» TASK ITEM
Your copy should hold every record verbatim and none of the pictures.

» DATA RECORDS
***
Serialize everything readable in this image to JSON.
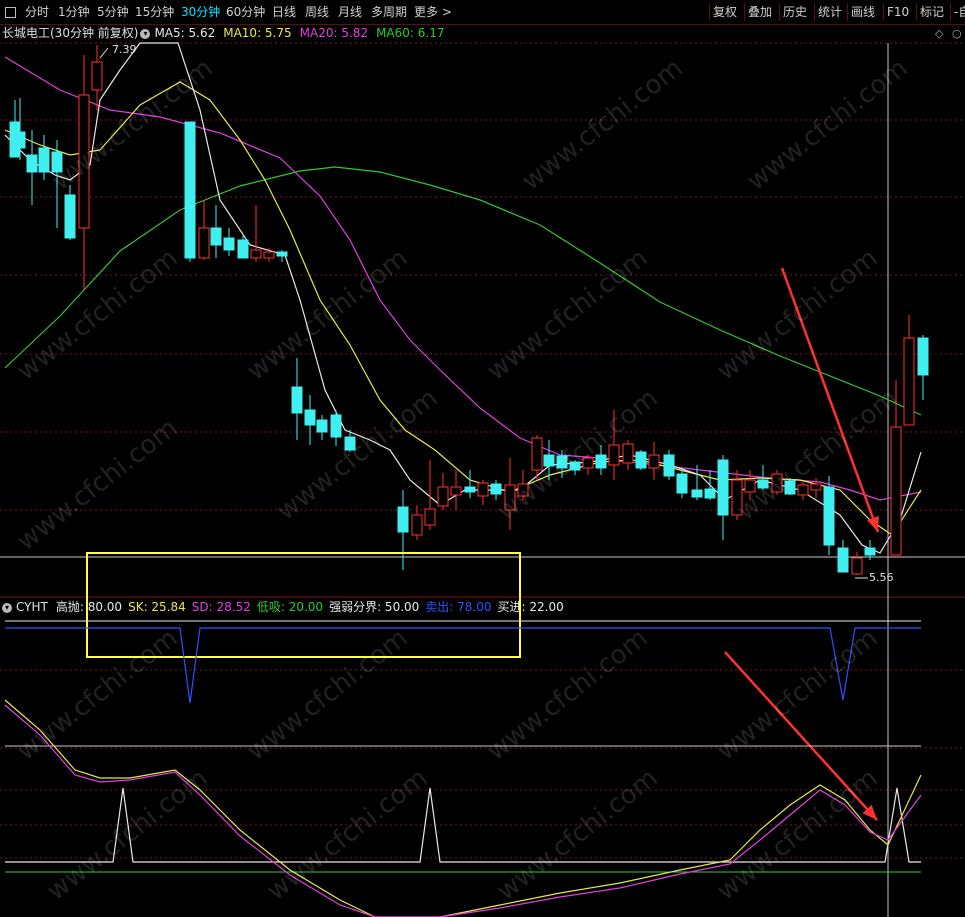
{
  "toolbar": {
    "tabs": [
      "分时",
      "1分钟",
      "5分钟",
      "15分钟",
      "30分钟",
      "60分钟",
      "日线",
      "周线",
      "月线",
      "多周期",
      "更多 >"
    ],
    "active_tab": "30分钟",
    "right_buttons": [
      "复权",
      "叠加",
      "历史",
      "统计",
      "画线",
      "F10",
      "标记",
      "-自"
    ]
  },
  "main_legend": {
    "stock": "长城电工(30分钟 前复权)",
    "ma": [
      {
        "label": "MA5: 5.62",
        "color": "#e8e8e8"
      },
      {
        "label": "MA10: 5.75",
        "color": "#e8e84a"
      },
      {
        "label": "MA20: 5.82",
        "color": "#e040e0"
      },
      {
        "label": "MA60: 6.17",
        "color": "#30c830"
      }
    ]
  },
  "annotations": {
    "high": "7.39",
    "low": "5.56"
  },
  "indicator_legend": {
    "name": "CYHT",
    "items": [
      {
        "label": "高抛: 80.00",
        "color": "#e8e8e8"
      },
      {
        "label": "SK: 25.84",
        "color": "#e8e84a"
      },
      {
        "label": "SD: 28.52",
        "color": "#e040e0"
      },
      {
        "label": "低吸: 20.00",
        "color": "#30c830"
      },
      {
        "label": "强弱分界: 50.00",
        "color": "#e8e8e8"
      },
      {
        "label": "卖出: 78.00",
        "color": "#3050ff"
      },
      {
        "label": "买进: 22.00",
        "color": "#e8e8e8"
      }
    ]
  },
  "watermark": "www.cfchi.com",
  "colors": {
    "up": "#ff3030",
    "down": "#40f0f0",
    "grid": "#7a1a1a",
    "arrow": "#ff3030",
    "highlight": "#ffff40"
  }
}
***
» WRITTEN SOLUTION
Serialize everything readable in this image to JSON.
{
  "toolbar": {
    "tabs": [
      "分时",
      "1分钟",
      "5分钟",
      "15分钟",
      "30分钟",
      "60分钟",
      "日线",
      "周线",
      "月线",
      "多周期",
      "更多 >"
    ],
    "active_tab": "30分钟",
    "right_buttons": [
      "复权",
      "叠加",
      "历史",
      "统计",
      "画线",
      "F10",
      "标记",
      "-自"
    ]
  },
  "main_legend": {
    "stock": "长城电工(30分钟 前复权)",
    "ma": [
      {
        "label": "MA5: 5.62",
        "color": "#e8e8e8"
      },
      {
        "label": "MA10: 5.75",
        "color": "#e8e84a"
      },
      {
        "label": "MA20: 5.82",
        "color": "#e040e0"
      },
      {
        "label": "MA60: 6.17",
        "color": "#30c830"
      }
    ]
  },
  "annotations": {
    "high": "7.39",
    "low": "5.56"
  },
  "indicator_legend": {
    "name": "CYHT",
    "items": [
      {
        "label": "高抛: 80.00",
        "color": "#e8e8e8"
      },
      {
        "label": "SK: 25.84",
        "color": "#e8e84a"
      },
      {
        "label": "SD: 28.52",
        "color": "#e040e0"
      },
      {
        "label": "低吸: 20.00",
        "color": "#30c830"
      },
      {
        "label": "强弱分界: 50.00",
        "color": "#e8e8e8"
      },
      {
        "label": "卖出: 78.00",
        "color": "#3050ff"
      },
      {
        "label": "买进: 22.00",
        "color": "#e8e8e8"
      }
    ]
  },
  "watermark": "www.cfchi.com",
  "colors": {
    "up": "#ff3030",
    "down": "#40f0f0",
    "grid": "#7a1a1a",
    "arrow": "#ff3030",
    "highlight": "#ffff40"
  }
}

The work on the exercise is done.